▸ **AIM OF THE TASK**
Extract each line of the records below that contains the word "path".
= = = = =
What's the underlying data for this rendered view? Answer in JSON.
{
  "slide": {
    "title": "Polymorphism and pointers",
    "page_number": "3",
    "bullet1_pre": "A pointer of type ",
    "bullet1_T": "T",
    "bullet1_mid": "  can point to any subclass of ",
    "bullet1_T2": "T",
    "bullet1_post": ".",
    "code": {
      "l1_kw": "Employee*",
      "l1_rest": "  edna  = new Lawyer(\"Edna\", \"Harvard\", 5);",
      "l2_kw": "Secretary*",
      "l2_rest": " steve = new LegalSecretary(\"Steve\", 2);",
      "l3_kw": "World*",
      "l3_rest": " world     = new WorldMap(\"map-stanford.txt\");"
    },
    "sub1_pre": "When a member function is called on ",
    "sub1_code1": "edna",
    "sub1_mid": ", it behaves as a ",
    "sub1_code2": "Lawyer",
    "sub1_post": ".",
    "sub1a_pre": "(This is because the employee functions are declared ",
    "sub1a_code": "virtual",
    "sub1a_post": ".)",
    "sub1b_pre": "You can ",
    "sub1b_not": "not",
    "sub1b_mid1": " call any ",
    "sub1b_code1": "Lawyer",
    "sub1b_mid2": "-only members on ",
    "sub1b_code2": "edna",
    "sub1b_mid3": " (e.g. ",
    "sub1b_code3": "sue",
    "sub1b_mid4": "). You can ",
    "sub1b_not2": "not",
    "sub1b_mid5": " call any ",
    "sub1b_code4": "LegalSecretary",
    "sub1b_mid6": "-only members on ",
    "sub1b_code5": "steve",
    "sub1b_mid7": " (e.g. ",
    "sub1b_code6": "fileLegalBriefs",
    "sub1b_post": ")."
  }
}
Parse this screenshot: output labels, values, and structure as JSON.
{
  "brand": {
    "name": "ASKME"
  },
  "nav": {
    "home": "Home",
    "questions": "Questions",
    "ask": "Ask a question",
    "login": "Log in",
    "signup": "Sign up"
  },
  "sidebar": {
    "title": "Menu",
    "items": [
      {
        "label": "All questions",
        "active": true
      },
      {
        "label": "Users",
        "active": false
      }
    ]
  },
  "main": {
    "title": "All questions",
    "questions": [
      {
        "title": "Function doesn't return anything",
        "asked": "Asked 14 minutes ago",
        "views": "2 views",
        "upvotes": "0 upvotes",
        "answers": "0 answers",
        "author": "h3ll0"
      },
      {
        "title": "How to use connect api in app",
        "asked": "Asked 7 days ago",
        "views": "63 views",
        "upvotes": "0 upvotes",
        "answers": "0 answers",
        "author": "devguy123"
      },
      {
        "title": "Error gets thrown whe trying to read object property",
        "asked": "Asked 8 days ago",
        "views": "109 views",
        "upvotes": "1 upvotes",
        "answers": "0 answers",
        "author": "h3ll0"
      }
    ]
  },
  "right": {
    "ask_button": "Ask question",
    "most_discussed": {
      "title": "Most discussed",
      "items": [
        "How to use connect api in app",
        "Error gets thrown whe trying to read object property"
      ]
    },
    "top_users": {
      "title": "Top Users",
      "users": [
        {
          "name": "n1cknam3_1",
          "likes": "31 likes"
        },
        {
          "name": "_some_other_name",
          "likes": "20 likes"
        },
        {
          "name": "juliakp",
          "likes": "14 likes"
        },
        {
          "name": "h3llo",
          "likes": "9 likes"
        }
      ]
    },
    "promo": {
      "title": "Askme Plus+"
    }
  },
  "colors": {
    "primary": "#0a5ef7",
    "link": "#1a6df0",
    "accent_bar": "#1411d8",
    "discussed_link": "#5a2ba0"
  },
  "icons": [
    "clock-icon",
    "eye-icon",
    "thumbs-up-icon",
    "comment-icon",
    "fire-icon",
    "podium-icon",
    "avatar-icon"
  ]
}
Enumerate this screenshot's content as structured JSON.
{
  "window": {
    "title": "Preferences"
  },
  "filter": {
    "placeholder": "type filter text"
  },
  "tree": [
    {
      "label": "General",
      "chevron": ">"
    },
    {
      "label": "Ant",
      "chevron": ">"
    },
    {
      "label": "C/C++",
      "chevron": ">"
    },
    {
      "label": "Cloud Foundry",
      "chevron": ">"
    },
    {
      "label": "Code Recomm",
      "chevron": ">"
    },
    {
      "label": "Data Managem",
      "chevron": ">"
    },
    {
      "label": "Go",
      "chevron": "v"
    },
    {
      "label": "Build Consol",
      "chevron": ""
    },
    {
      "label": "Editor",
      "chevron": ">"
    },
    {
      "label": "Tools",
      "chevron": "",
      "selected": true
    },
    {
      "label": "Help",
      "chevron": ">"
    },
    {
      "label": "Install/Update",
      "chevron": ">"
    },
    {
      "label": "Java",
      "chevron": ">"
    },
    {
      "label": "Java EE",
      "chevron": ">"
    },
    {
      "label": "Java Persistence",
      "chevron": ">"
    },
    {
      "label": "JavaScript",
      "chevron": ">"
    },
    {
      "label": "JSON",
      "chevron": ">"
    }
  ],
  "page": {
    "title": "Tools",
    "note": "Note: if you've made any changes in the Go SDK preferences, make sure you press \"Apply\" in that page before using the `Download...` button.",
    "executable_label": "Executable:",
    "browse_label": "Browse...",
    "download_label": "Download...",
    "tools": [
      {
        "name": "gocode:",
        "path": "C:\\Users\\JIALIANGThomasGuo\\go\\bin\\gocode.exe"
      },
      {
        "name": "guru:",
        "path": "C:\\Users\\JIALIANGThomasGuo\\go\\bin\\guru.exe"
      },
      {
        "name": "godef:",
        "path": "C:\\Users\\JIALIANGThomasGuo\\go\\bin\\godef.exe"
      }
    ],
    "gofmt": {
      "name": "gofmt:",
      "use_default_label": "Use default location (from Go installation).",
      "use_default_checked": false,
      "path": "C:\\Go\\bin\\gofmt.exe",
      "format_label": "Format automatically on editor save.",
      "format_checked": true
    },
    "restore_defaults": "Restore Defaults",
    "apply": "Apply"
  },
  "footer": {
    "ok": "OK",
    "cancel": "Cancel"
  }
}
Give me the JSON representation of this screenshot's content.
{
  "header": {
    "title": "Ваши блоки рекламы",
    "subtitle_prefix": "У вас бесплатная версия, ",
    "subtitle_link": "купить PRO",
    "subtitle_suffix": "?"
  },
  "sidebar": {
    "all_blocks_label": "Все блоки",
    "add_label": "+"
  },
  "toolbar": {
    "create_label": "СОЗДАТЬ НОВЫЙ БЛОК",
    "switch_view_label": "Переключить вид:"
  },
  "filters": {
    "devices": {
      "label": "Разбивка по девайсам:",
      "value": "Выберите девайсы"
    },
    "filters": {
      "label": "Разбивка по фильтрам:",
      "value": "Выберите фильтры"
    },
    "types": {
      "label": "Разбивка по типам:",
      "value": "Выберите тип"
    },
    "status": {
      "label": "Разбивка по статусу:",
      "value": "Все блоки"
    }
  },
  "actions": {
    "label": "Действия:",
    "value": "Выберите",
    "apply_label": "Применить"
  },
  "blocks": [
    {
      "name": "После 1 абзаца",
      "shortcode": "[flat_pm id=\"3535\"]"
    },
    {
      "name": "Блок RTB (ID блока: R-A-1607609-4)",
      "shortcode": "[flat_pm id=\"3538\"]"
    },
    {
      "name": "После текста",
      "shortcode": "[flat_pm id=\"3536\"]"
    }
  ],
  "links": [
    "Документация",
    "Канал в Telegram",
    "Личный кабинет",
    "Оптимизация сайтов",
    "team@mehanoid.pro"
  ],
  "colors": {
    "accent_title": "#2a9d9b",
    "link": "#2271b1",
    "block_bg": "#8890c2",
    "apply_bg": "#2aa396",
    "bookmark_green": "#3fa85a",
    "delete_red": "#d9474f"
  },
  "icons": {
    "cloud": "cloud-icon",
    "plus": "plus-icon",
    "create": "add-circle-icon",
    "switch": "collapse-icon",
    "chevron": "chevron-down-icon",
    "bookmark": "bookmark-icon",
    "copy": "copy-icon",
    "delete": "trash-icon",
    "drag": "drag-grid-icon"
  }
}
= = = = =
▸ **TASK RESPONSE**
        "path": "C:\\Users\\JIALIANGThomasGuo\\go\\bin\\gocode.exe"
        "path": "C:\\Users\\JIALIANGThomasGuo\\go\\bin\\guru.exe"
        "path": "C:\\Users\\JIALIANGThomasGuo\\go\\bin\\godef.exe"
      "path": "C:\\Go\\bin\\gofmt.exe",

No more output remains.